“Our archaeological work has found that a great social upheaval has occurred, communities that have moved inland beyond the influence of that year’s tsunami.“, said Goff.
They even relocated cemeteries to higher mountains. Many bodies were dug up and re-embalmed during the reburial. This shows how ancient human communities in Chile also had beliefs that honored their parents and deceased ancestors, Professor Easton added.
There is a question of how long the ancient people deserted the Atacama desert. Archaeological evidence shows that although there are still many oceanic resources to exploit nearby, hunter-gatherers did not return to their ancestral lands until 800 AD. In some cases, settlements have been abandoned for more than 1,500 years.

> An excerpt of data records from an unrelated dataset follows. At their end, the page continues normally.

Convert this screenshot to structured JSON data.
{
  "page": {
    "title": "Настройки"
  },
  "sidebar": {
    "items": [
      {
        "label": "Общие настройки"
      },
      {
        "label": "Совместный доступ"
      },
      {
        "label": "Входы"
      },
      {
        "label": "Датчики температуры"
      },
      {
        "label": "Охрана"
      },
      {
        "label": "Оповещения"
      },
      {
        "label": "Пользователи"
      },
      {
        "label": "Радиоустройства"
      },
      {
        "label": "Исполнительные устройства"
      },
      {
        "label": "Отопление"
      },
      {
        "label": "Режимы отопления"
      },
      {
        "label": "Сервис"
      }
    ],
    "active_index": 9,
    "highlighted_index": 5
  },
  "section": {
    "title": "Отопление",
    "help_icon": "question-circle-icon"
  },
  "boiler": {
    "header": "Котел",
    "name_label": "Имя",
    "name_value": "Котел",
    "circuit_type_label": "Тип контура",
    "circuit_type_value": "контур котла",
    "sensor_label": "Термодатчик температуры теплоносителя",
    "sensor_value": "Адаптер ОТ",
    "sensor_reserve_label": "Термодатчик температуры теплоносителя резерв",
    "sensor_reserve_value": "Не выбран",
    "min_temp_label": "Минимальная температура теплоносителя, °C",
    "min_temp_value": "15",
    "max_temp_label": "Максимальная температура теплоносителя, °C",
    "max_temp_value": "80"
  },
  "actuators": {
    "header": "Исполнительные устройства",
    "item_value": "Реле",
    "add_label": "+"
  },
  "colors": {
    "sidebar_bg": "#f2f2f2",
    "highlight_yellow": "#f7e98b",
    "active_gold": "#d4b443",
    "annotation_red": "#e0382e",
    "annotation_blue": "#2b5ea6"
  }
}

Eugenio Gayo, ecologist and climate researcher involved in the study commented: “This is surprising, because ancient human communities often have short-term memories for events of this kind.”
Gayo calculates that 1,000 years is equivalent to 40 generations of human experience. In the absence of writing, hunter-gatherers could only pass on the history of that earthquake and tsunami to their descendants orally and with rock drawings.

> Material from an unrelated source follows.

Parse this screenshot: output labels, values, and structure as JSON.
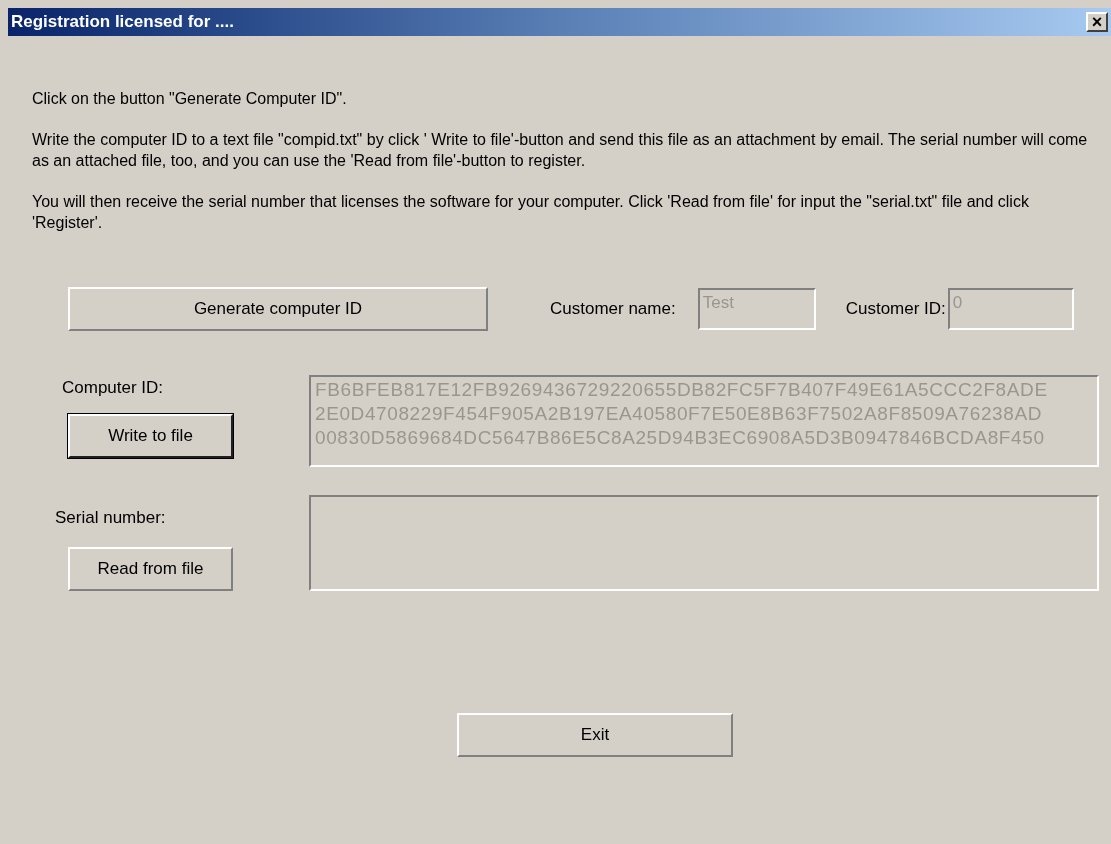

This underscores how vivid and terrifying the cataclysmic message must have been for the hereditary descendants of the Atacama desert region to decide never to return to the shores for millennia.
It is not clear why in 800 AD the Atacama desert coast once again welcomed the first inhabitants back. But they certainly aren’t the risk of earthquakes and tsunamis here gone.
The Atacama Desert on the Chilean coast lies on a subduction zone where the adjacent Nazca oceanic plate is sliding under the South American continental plate. This ongoing geological process is responsible for the creation of the Andes Mountains, and to this day, it regularly causes earthquakes in Chile.
So Goff warns us to really prepare for these terrible disasters that could happen and repeat again. “Currently, this is a densely populated area, with many places being popular tourist attractions. If such an event were to happen again, the consequences could be dire unless we learn from experience and prepare. deal with it one step ahead”.
Refer to Sciencealert, Science